The report, published in the Lancet to coincide with the build-up to the Olympics, estimates that about a third of adults are not doing enough physical activity, causing 5.3m deaths a year.
That equates to about one in 10 deaths from diseases such as heart disease, diabetes and breast and colon cancer.
Researchers said the problem was now so bad it should be treated as a pandemic.
And they said tackling it required a new way of thinking, suggesting the public needed to be warned about the dangers of inactivity rather than just reminded of the benefits of it.
The team of 33 researchers drawn from centres across the world also said governments needed to look at ways to make physical activity more convenient, affordable and safer.
From Monday to Saturday, the streets of the Colombian capital of Bogota are packed with cars.
The city - one of the largest in South America - is a teeming metropolis, home to more than seven million people.
But on a Sunday vehicles are nowhere to be seen. Instead, the streets are taken over by pedestrians, thanks to Ciclovia, a traffic-free streets initiative run by the city authorities.
The scheme, backed by successive mayors, has been running in one guise or another since the mid-1970s.
It now covers nearly 100km of roads in the centre of the city on Sundays and public holidays.

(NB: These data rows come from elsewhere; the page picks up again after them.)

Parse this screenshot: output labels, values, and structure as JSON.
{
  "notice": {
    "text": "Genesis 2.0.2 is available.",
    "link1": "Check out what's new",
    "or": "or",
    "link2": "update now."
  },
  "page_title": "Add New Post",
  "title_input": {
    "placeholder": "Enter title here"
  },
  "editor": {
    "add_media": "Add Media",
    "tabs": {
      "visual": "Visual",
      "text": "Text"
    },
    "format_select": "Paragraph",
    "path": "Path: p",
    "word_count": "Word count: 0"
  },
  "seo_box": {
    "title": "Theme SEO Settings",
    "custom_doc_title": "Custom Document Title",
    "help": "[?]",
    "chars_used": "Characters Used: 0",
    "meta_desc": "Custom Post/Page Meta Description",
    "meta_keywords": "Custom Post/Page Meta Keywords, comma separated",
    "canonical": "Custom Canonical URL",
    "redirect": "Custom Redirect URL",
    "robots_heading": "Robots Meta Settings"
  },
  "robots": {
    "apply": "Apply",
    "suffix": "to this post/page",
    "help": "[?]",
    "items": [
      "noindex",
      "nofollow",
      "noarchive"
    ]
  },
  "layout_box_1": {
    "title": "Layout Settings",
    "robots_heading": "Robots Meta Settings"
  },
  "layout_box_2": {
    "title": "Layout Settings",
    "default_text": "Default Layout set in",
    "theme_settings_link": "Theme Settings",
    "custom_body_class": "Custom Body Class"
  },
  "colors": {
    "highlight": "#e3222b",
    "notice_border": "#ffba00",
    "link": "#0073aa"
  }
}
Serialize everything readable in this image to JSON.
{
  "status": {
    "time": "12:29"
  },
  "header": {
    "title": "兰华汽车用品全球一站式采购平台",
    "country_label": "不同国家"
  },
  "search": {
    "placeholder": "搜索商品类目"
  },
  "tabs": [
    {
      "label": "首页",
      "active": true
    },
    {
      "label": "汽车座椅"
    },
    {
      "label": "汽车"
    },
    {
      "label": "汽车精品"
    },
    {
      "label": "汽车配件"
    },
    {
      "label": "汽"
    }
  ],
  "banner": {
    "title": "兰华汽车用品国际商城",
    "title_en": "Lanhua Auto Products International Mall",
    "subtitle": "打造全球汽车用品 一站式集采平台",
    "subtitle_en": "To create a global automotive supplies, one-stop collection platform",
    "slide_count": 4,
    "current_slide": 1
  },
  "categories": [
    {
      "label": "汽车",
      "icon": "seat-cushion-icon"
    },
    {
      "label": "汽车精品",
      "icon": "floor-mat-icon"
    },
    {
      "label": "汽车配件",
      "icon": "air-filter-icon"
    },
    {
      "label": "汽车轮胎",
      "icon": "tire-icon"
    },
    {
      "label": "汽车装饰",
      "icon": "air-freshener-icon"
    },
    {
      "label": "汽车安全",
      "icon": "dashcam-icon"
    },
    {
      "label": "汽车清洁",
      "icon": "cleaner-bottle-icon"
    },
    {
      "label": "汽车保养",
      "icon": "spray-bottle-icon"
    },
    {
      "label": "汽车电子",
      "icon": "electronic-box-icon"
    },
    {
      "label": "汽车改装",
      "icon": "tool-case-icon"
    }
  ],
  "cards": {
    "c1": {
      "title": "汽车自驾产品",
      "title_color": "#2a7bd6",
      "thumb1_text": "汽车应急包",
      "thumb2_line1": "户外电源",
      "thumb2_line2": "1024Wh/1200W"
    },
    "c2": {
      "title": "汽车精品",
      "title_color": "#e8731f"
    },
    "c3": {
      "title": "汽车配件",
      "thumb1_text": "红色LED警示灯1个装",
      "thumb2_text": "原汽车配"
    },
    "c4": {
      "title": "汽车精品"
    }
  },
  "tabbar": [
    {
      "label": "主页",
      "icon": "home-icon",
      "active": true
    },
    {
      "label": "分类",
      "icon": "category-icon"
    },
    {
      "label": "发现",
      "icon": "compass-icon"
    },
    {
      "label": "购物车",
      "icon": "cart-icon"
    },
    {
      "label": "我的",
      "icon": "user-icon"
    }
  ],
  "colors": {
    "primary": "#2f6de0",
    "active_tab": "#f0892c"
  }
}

It is recommended that adults do 150 minutes of moderate exercise, such as brisk walking, cycling or gardening, each week.